WHAT YOU ARE ASKED TO DO >>
Check every line below for the string "value", and copy the lines that contain it.

—————

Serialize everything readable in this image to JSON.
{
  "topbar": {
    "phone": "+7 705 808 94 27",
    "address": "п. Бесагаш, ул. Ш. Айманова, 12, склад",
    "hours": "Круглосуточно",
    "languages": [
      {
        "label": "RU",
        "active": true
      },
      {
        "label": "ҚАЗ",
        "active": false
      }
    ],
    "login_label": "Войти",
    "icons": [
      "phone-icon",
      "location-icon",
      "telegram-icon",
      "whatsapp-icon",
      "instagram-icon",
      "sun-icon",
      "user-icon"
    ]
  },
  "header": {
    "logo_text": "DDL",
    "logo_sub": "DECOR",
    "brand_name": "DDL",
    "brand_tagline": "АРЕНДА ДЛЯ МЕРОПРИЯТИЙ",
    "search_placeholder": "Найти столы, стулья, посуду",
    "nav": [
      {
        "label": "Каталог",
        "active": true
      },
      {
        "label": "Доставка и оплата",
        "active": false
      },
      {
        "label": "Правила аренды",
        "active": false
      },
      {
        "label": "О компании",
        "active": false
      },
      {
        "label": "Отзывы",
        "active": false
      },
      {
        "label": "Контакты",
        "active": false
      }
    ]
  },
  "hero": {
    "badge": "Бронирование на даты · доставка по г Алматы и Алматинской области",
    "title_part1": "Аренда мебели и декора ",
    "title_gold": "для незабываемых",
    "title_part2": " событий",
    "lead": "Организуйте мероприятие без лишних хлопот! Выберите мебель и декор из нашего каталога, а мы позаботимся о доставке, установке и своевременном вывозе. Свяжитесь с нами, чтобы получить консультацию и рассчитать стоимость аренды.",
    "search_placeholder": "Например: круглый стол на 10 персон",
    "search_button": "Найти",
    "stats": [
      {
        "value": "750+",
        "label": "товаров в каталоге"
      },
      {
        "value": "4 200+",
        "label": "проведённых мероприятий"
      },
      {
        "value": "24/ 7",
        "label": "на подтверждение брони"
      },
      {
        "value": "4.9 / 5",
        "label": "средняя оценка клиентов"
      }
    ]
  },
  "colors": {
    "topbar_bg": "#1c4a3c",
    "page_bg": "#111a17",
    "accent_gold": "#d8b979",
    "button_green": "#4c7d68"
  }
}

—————

RESPONSE >>
        "value": "750+",
        "value": "4 200+",
        "value": "24/ 7",
        "value": "4.9 / 5",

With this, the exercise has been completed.